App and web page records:
○ ○ ○ ○
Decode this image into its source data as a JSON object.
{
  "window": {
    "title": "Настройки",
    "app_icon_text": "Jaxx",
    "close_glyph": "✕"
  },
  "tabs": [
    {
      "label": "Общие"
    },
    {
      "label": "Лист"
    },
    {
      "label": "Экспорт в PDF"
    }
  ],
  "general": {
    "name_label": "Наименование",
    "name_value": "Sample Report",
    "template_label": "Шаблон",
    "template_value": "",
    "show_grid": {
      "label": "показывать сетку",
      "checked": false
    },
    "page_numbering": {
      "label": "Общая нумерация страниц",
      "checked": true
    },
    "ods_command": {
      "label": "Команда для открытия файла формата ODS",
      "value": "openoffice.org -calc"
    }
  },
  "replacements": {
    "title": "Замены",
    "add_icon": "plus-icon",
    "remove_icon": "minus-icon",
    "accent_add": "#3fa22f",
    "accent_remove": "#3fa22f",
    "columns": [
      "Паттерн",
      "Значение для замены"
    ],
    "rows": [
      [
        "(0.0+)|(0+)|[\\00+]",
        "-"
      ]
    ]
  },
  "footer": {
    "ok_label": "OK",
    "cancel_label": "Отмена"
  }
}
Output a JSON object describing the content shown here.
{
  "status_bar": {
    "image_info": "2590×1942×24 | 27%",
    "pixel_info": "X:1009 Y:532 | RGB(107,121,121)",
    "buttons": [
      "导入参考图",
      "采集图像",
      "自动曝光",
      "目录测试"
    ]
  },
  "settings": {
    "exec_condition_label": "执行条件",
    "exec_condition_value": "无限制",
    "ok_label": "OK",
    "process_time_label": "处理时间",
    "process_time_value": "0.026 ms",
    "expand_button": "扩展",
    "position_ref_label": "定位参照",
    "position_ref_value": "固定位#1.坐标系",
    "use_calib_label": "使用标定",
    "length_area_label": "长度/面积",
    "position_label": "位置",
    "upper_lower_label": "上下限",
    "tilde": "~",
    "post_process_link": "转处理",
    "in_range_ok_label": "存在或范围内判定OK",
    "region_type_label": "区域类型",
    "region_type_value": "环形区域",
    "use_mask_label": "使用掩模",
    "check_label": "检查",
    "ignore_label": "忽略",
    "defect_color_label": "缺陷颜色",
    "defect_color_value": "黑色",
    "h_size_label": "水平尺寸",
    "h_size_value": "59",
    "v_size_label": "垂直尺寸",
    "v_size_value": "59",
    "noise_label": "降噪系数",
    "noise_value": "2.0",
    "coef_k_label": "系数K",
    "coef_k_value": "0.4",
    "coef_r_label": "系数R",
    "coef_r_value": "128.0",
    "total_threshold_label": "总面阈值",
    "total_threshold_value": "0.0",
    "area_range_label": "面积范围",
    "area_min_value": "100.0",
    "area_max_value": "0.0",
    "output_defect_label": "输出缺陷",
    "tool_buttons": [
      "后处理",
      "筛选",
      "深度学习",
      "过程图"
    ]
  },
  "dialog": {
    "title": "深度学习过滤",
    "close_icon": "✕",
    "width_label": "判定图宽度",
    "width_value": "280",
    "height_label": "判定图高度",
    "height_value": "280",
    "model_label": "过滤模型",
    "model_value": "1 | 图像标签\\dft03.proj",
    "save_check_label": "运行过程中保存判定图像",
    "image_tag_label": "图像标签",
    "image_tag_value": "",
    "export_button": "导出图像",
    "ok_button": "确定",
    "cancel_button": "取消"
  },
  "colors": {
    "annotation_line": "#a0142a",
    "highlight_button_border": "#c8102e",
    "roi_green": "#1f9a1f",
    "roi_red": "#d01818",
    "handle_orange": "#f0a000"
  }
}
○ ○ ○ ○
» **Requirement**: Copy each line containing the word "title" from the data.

» **Output**:
    "title": "Настройки",
    "title": "Замены",
    "title": "深度学习过滤",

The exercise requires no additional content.